Whether you have trouble concentrating or just feel a little scatter-brained and out of it, brain fog can happen to anyone for a number of reasons. Although it might be tempting to try to think your way through this condition, lacing up your running shoes and pounding the pavement is a better way to quickly restore your mental clarity and improve your overall health.
Because brain fog is somewhat of a slang term, it doesn't have a strict, medical definition. On his website, Dr. Lawrence Wilson, M.D., defines brain fog as a condition characterized by confusion or a lack of mental clarity. When you have brain fog, you might have trouble concentrating or remembering things. Some people might even experience depression. Wilson notes that some people live with a degree of brain fog for much of their lives, while others only experience this condition at certain times.
The extent of brain fog varies among people and can have a wide range of causes. Dr. Wilson reports that causes could include a mineral imbalance, exposure to toxic metals and digestive issues related to the consumption of foods such as wheat and sugar. Other causes of brain fog, as outlined on the Care2 website, could include high stress levels, chronic issues such as fibromyalgia, excessive fatigue and a deficiency of vitamins such as vitamins C and E.
Give running a shot if you're dealing with a bout of brain fog. MayoClinic.com reports that exercise sends oxygen-rich blood and nutrients throughout your body, which can quickly give you an energetic feeling. In an article in "Runner's World," University of Maryland researcher J. Carson Smith, Ph.D., notes that running triggers the growth of nerve cells and blood vessels. A "Fitness" magazine article explains that physical activity helps expand the part of your brain responsible for memory and learning. Each of these effects can help lift your brain fog.
Taking a run whenever you feel the symptoms of brain fog is a simple way to clear your head and boost your mood through the release of endorphin hormones. Even when you don't have brain fog, exercising regularly is ideal for optimal health. Each week, adults should try to get at least 150 minutes of moderate aerobic exercise, according to the U.S. Department of Health and Human Services.
- Dr. Lawrence Wilson: Brain Fog
- Care2: 5 Causes of “Brain Fog”
- MayoClinic.com: Exercise: 7 Benefits of Regular Physical Activity
- Runner's World: Strong Minded

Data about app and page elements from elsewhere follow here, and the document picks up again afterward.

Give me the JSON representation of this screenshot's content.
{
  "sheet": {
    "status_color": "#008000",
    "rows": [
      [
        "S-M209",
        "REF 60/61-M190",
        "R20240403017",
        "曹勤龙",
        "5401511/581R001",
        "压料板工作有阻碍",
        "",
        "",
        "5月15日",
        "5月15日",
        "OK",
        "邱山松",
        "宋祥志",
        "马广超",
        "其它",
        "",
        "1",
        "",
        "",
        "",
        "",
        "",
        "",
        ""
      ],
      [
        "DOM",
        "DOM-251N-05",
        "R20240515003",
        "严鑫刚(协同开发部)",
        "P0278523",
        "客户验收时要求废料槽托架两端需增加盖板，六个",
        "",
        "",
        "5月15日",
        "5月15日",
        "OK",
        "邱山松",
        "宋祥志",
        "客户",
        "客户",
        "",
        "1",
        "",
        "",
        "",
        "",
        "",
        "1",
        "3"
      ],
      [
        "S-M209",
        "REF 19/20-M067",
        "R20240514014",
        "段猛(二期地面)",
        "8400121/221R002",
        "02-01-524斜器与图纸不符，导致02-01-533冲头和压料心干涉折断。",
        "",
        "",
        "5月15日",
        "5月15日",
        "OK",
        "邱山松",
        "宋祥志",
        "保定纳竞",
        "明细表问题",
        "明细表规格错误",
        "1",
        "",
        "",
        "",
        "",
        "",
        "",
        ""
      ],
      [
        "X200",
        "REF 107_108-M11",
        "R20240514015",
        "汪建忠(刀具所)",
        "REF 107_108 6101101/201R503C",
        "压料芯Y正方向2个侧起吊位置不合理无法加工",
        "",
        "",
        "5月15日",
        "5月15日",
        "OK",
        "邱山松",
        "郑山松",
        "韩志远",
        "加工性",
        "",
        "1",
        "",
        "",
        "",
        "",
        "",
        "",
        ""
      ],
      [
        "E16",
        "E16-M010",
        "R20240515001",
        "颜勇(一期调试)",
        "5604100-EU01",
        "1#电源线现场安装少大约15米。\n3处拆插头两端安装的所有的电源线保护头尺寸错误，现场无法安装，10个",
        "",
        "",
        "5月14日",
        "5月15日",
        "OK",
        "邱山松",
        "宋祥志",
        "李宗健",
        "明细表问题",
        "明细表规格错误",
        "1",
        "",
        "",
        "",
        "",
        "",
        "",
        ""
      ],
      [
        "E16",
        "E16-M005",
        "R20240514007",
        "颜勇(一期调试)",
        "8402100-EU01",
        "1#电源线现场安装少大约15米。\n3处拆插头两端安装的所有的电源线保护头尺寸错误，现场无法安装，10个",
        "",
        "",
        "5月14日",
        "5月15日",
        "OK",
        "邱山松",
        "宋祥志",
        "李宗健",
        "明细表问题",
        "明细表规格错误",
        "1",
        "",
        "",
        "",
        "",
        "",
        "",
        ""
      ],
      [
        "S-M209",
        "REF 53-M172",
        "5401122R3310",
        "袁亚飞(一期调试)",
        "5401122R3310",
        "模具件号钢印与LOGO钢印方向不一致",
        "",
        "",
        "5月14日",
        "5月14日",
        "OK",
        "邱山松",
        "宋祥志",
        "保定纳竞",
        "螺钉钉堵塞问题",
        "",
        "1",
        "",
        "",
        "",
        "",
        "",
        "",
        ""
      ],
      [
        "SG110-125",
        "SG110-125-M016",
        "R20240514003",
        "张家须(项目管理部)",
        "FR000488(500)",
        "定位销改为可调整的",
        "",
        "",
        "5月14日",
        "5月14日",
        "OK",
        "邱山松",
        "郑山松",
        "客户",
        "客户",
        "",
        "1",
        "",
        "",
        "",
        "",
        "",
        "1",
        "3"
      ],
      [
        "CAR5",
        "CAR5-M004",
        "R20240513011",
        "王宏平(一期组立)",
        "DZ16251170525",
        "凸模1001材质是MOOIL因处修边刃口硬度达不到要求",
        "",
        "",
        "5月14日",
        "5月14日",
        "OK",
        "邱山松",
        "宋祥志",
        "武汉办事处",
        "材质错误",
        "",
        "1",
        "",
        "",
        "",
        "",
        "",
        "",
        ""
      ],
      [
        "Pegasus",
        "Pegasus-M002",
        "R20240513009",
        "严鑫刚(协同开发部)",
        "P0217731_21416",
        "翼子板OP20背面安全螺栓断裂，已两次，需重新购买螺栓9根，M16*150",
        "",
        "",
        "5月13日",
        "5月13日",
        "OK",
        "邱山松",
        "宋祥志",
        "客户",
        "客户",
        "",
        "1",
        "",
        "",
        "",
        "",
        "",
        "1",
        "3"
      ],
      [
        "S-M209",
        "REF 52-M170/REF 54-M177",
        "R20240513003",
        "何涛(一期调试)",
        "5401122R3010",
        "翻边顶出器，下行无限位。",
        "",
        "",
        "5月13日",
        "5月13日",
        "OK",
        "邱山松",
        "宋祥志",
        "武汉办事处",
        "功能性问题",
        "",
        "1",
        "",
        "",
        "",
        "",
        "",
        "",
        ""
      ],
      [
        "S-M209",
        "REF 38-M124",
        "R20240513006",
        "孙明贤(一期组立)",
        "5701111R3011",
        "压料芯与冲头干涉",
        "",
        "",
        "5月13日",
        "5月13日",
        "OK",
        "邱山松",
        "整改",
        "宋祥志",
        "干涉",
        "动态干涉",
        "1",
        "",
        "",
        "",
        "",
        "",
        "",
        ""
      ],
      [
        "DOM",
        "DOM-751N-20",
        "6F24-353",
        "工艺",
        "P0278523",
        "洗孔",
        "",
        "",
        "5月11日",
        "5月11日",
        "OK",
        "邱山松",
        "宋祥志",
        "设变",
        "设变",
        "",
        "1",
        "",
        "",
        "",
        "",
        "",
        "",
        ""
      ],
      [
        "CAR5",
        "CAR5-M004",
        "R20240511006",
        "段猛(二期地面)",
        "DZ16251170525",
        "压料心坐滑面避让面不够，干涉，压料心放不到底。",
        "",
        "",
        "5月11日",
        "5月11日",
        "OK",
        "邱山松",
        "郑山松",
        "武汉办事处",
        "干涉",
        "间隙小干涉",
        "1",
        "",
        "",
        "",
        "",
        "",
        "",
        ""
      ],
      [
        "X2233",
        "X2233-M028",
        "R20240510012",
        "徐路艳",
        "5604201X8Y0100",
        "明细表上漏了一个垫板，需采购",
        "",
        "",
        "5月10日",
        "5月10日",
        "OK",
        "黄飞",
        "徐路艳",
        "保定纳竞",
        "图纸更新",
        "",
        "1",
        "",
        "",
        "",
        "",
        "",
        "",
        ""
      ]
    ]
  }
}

- Fitness: Strength Train Your Brain
- ConsumerReports.org: Clearing Away Brain Fog
- U.S. Department of Health and Human Services: 2008 Physical Activity Guidelines for Americans
Toronto-based journalist William McCoy has been writing since 1997, specializing in topics such as sports, nutrition and health. He serves as the Studio's sports and recreation section expert. McCoy is a journalism graduate of Ryerson University.